## INFORMATION PROVIDED
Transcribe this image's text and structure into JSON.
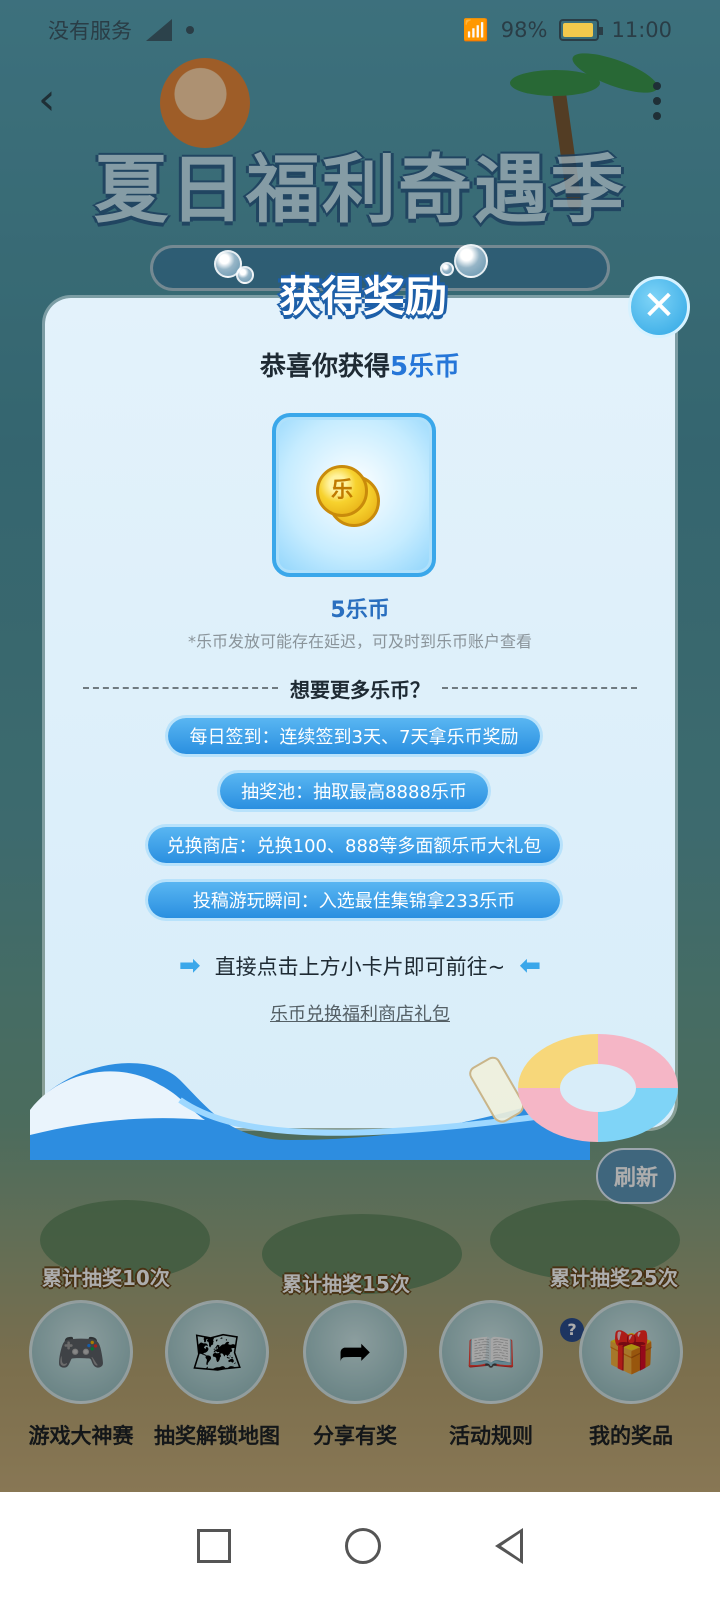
{
  "status_bar": {
    "carrier": "没有服务",
    "wifi_battery": "98%",
    "time": "11:00"
  },
  "page": {
    "title": "夏日福利奇遇季",
    "refresh_label": "刷新",
    "islands": [
      {
        "label": "累计抽奖10次"
      },
      {
        "label": "累计抽奖15次"
      },
      {
        "label": "累计抽奖25次"
      }
    ],
    "features": [
      {
        "label": "游戏大神赛",
        "icon": "game-master-icon"
      },
      {
        "label": "抽奖解锁地图",
        "icon": "map-icon"
      },
      {
        "label": "分享有奖",
        "icon": "share-icon"
      },
      {
        "label": "活动规则",
        "icon": "rules-book-icon"
      },
      {
        "label": "我的奖品",
        "icon": "gift-icon"
      }
    ]
  },
  "modal": {
    "title": "获得奖励",
    "congrats_prefix": "恭喜你获得",
    "congrats_highlight": "5乐币",
    "reward_name": "5乐币",
    "reward_note": "*乐币发放可能存在延迟，可及时到乐币账户查看",
    "divider_text": "想要更多乐币？",
    "coin_glyph": "乐",
    "options": [
      {
        "label": "每日签到：连续签到3天、7天拿乐币奖励"
      },
      {
        "label": "抽奖池：抽取最高8888乐币"
      },
      {
        "label": "兑换商店：兑换100、888等多面额乐币大礼包"
      },
      {
        "label": "投稿游玩瞬间：入选最佳集锦拿233乐币"
      }
    ],
    "hint": "直接点击上方小卡片即可前往~",
    "link": "乐币兑换福利商店礼包"
  },
  "colors": {
    "accent": "#2576d8",
    "pill": "#2a8fe0",
    "coin": "#f7d22e"
  }
}
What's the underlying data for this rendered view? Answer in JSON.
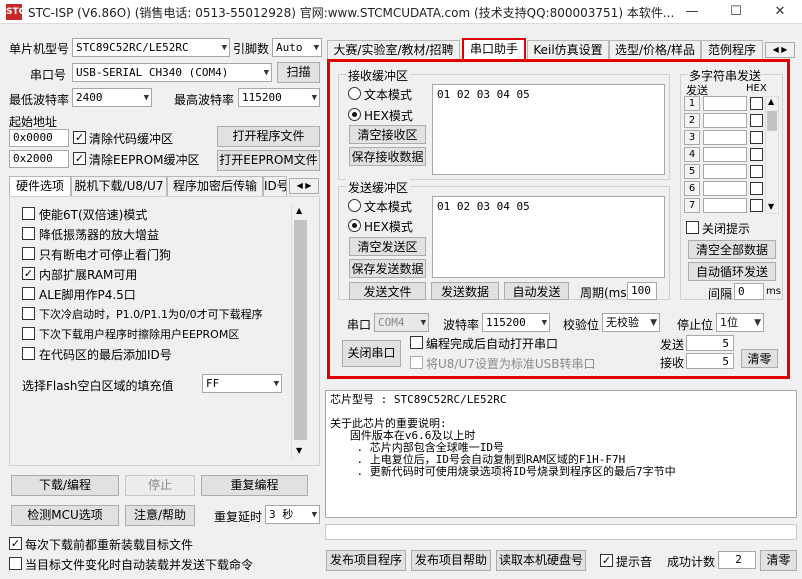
{
  "window": {
    "title": "STC-ISP (V6.86O) (销售电话: 0513-55012928) 官网:www.STCMCUDATA.com  (技术支持QQ:800003751) 本软件...",
    "logo": "STC",
    "minimize": "—",
    "maximize": "☐",
    "close": "✕"
  },
  "left": {
    "mcu_label": "单片机型号",
    "mcu_value": "STC89C52RC/LE52RC",
    "pin_label": "引脚数",
    "pin_value": "Auto",
    "port_label": "串口号",
    "port_value": "USB-SERIAL CH340 (COM4)",
    "scan_button": "扫描",
    "min_baud_label": "最低波特率",
    "min_baud_value": "2400",
    "max_baud_label": "最高波特率",
    "max_baud_value": "115200",
    "start_addr_label": "起始地址",
    "addr1_value": "0x0000",
    "clear_code_label": "清除代码缓冲区",
    "open_prog_button": "打开程序文件",
    "addr2_value": "0x2000",
    "clear_eeprom_label": "清除EEPROM缓冲区",
    "open_eeprom_button": "打开EEPROM文件",
    "tabs": [
      "硬件选项",
      "脱机下载/U8/U7",
      "程序加密后传输",
      "ID号"
    ],
    "options": [
      {
        "label": "使能6T(双倍速)模式",
        "checked": false
      },
      {
        "label": "降低振荡器的放大增益",
        "checked": false
      },
      {
        "label": "只有断电才可停止看门狗",
        "checked": false
      },
      {
        "label": "内部扩展RAM可用",
        "checked": true
      },
      {
        "label": "ALE脚用作P4.5口",
        "checked": false
      },
      {
        "label": "下次冷启动时，P1.0/P1.1为0/0才可下载程序",
        "checked": false
      },
      {
        "label": "下次下载用户程序时擦除用户EEPROM区",
        "checked": false
      },
      {
        "label": "在代码区的最后添加ID号",
        "checked": false
      }
    ],
    "flash_fill_label": "选择Flash空白区域的填充值",
    "flash_fill_value": "FF",
    "download_button": "下载/编程",
    "stop_button": "停止",
    "reprogram_button": "重复编程",
    "check_mcu_button": "检测MCU选项",
    "help_button": "注意/帮助",
    "repeat_delay_label": "重复延时",
    "repeat_delay_value": "3 秒",
    "reload_before_label": "每次下载前都重新装载目标文件",
    "auto_reload_label": "当目标文件变化时自动装载并发送下载命令"
  },
  "right": {
    "tabs": [
      "大赛/实验室/教材/招聘",
      "串口助手",
      "Keil仿真设置",
      "选型/价格/样品",
      "范例程序"
    ],
    "recv": {
      "title": "接收缓冲区",
      "text_mode": "文本模式",
      "hex_mode": "HEX模式",
      "clear_button": "清空接收区",
      "save_button": "保存接收数据",
      "content": "01 02 03 04 05"
    },
    "send": {
      "title": "发送缓冲区",
      "text_mode": "文本模式",
      "hex_mode": "HEX模式",
      "clear_button": "清空发送区",
      "save_button": "保存发送数据",
      "content": "01 02 03 04 05",
      "send_file_button": "发送文件",
      "send_data_button": "发送数据",
      "auto_send_button": "自动发送",
      "period_label": "周期(ms)",
      "period_value": "100"
    },
    "multi": {
      "title": "多字符串发送",
      "send_col": "发送",
      "hex_col": "HEX",
      "rows": [
        "1",
        "2",
        "3",
        "4",
        "5",
        "6",
        "7"
      ],
      "close_hint_label": "关闭提示",
      "clear_all_button": "清空全部数据",
      "auto_loop_button": "自动循环发送",
      "interval_label": "间隔",
      "interval_value": "0",
      "interval_unit": "ms"
    },
    "serial": {
      "port_label": "串口",
      "port_value": "COM4",
      "baud_label": "波特率",
      "baud_value": "115200",
      "parity_label": "校验位",
      "parity_value": "无校验",
      "stop_label": "停止位",
      "stop_value": "1位",
      "close_port_button": "关闭串口",
      "auto_open_label": "编程完成后自动打开串口",
      "usb_label": "将U8/U7设置为标准USB转串口",
      "sent_label": "发送",
      "sent_value": "5",
      "recv_label": "接收",
      "recv_value": "5",
      "clear_button": "清零"
    },
    "info": {
      "text": "芯片型号 : STC89C52RC/LE52RC\n\n关于此芯片的重要说明:\n   固件版本在v6.6及以上时\n    . 芯片内部包含全球唯一ID号\n    . 上电复位后，ID号会自动复制到RAM区域的F1H-F7H\n    . 更新代码时可使用烧录选项将ID号烧录到程序区的最后7字节中"
    },
    "bottom": {
      "publish_prog_button": "发布项目程序",
      "publish_help_button": "发布项目帮助",
      "read_serial_button": "读取本机硬盘号",
      "beep_label": "提示音",
      "success_label": "成功计数",
      "success_value": "2",
      "clear_button": "清零"
    }
  },
  "colors": {
    "highlight": "#e00000",
    "background": "#f0f0f0"
  }
}
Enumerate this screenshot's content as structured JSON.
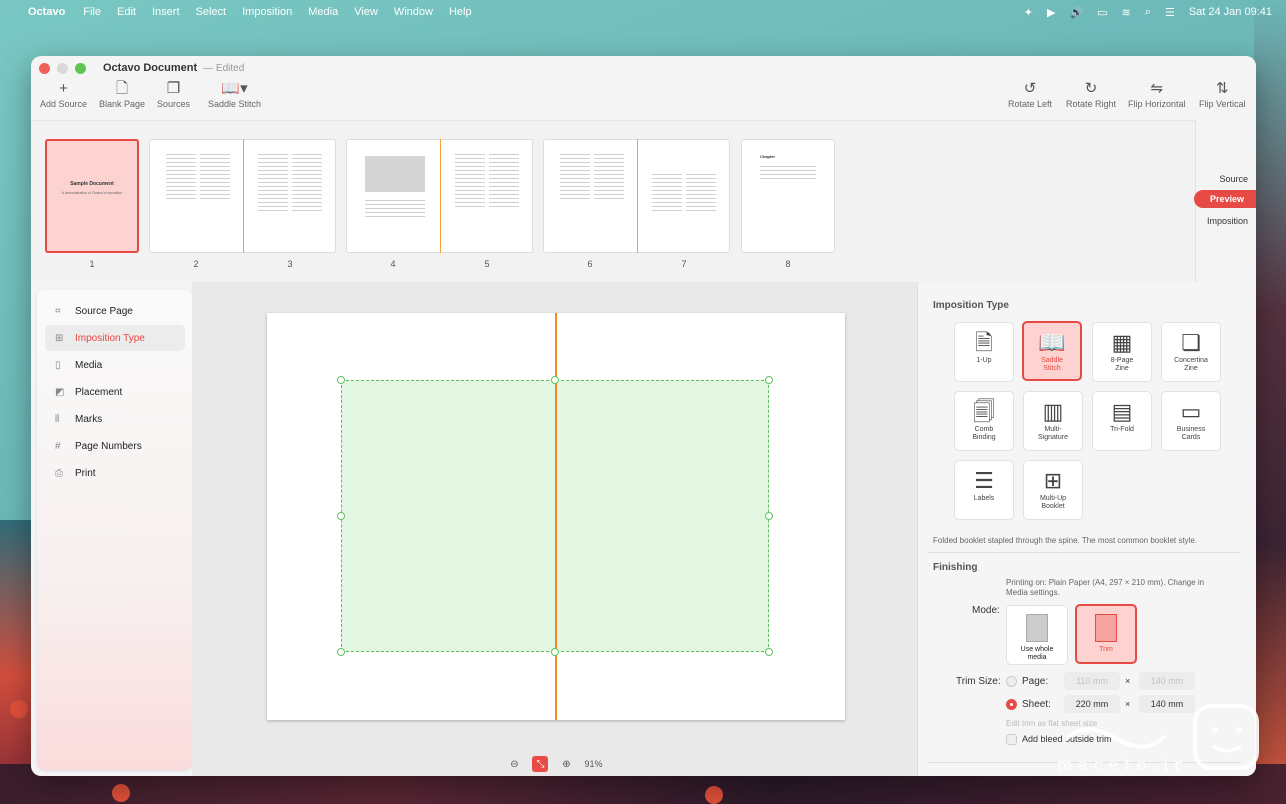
{
  "menubar": {
    "app": "Octavo",
    "items": [
      "File",
      "Edit",
      "Insert",
      "Select",
      "Imposition",
      "Media",
      "View",
      "Window",
      "Help"
    ],
    "datetime": "Sat 24 Jan 09:41"
  },
  "window": {
    "title": "Octavo Document",
    "subtitle": "Edited"
  },
  "toolbar": {
    "left": [
      {
        "label": "Add Source",
        "icon": "plus-icon"
      },
      {
        "label": "Blank Page",
        "icon": "blank-page-icon"
      },
      {
        "label": "Sources",
        "icon": "sources-icon"
      },
      {
        "label": "Saddle Stitch",
        "icon": "book-icon"
      }
    ],
    "right": [
      {
        "label": "Rotate Left",
        "icon": "rotate-left-icon"
      },
      {
        "label": "Rotate Right",
        "icon": "rotate-right-icon"
      },
      {
        "label": "Flip Horizontal",
        "icon": "flip-horizontal-icon"
      },
      {
        "label": "Flip Vertical",
        "icon": "flip-vertical-icon"
      }
    ]
  },
  "pages": [
    "1",
    "2",
    "3",
    "4",
    "5",
    "6",
    "7",
    "8"
  ],
  "thumbnail_cover": {
    "title": "Sample Document",
    "subtitle": "A demonstration of Octavo's imposition"
  },
  "thumbnail_chapter": "Chapter",
  "modes": {
    "source": "Source",
    "preview": "Preview",
    "imposition": "Imposition"
  },
  "sidebar": {
    "items": [
      {
        "label": "Source Page",
        "icon": "source-page-icon"
      },
      {
        "label": "Imposition Type",
        "icon": "imposition-type-icon"
      },
      {
        "label": "Media",
        "icon": "media-icon"
      },
      {
        "label": "Placement",
        "icon": "placement-icon"
      },
      {
        "label": "Marks",
        "icon": "marks-icon"
      },
      {
        "label": "Page Numbers",
        "icon": "page-numbers-icon"
      },
      {
        "label": "Print",
        "icon": "print-icon"
      }
    ]
  },
  "zoom": {
    "level": "91%"
  },
  "panel": {
    "imposition_title": "Imposition Type",
    "types": [
      {
        "label": "1-Up"
      },
      {
        "label": "Saddle Stitch",
        "selected": true
      },
      {
        "label": "8-Page Zine"
      },
      {
        "label": "Concertina Zine"
      },
      {
        "label": "Comb Binding"
      },
      {
        "label": "Multi-Signature"
      },
      {
        "label": "Tri-Fold"
      },
      {
        "label": "Business Cards"
      },
      {
        "label": "Labels"
      },
      {
        "label": "Multi-Up Booklet"
      }
    ],
    "description": "Folded booklet stapled through the spine. The most common booklet style.",
    "finishing_title": "Finishing",
    "printing_on": "Printing on: Plain Paper (A4, 297 × 210 mm). Change in Media settings.",
    "mode_label": "Mode:",
    "mode_options": [
      {
        "label": "Use whole media"
      },
      {
        "label": "Trim",
        "selected": true
      }
    ],
    "trim_size_label": "Trim Size:",
    "page_label": "Page:",
    "page_w": "110 mm",
    "page_h": "140 mm",
    "sheet_label": "Sheet:",
    "sheet_w": "220 mm",
    "sheet_h": "140 mm",
    "times": "×",
    "hint": "Edit trim as flat sheet size",
    "bleed_label": "Add bleed outside trim"
  },
  "accent": "#e64a44"
}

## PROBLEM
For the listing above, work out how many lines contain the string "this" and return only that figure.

## COMPLETED TASK
3